Track 01: “Price You Pay” – Co-written by Colin Linden and Gary Nicholson, the album’s opener laments the sacrifices people make in life to get what they want. “Spend a dollar to save a dime will make you holler every time. Shoving that square peg in the round hole, till you squeeze out every last drop of your soul.” Whether one’s dream is a muscle car, as in the first verse, or a high-maintenance lover in the second, this Joe Walsh-style tune knows all about it. From intro to outro, it rages with cathartic frustration.
Track 04: “Murder in my Heart for the Judge” – This tail-kicking cover of a Moby Grape hit tells the tale of a defendant whose desire for vengeance goes from dim to deadly. Its objects? “That big, fat, bald representative of justice and the prosecutor began to frown.” With a growling lead guitar with a broken-glass edge, track four is one of those guilty-pleasure songs that people can’t help singing along to, despite its dark title. There’s some great barroom harmony going on here.
Track 13: “Wham” – JW-Jones’ final jam shows why its title often comes before “Bam! Thank you, ma’am.” It’s a low-down, throw-down cover of a surfer-style instrumental by Lonnie Mack, and it’ll get crowds – live and at home – on the dance floor. Hopefully, they won’t wipe out.
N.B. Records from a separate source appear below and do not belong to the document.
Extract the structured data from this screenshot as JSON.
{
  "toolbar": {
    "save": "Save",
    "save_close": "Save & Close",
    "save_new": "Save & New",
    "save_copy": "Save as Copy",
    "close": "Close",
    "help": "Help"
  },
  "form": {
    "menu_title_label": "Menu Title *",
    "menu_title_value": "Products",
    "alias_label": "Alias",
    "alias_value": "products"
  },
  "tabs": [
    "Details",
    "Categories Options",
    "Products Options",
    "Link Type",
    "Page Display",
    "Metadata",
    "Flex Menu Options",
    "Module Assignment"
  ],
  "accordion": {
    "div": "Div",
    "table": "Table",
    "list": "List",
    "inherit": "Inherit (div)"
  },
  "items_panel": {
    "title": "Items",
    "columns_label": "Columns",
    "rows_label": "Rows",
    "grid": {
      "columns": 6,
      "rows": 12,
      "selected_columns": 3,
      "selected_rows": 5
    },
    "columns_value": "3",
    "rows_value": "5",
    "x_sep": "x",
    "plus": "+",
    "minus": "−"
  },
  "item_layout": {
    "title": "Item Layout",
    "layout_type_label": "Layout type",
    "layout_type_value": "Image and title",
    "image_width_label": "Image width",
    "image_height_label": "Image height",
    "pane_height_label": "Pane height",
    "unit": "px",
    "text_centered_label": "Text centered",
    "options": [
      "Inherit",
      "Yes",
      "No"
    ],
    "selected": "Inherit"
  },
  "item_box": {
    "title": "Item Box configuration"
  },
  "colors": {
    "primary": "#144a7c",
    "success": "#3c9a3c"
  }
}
Greenberg and Lapensée go all out on drums and bass, thrumming and crashing to a grand finale.
Canada’s JW-Jones sure knows how to play High Temperature guitar!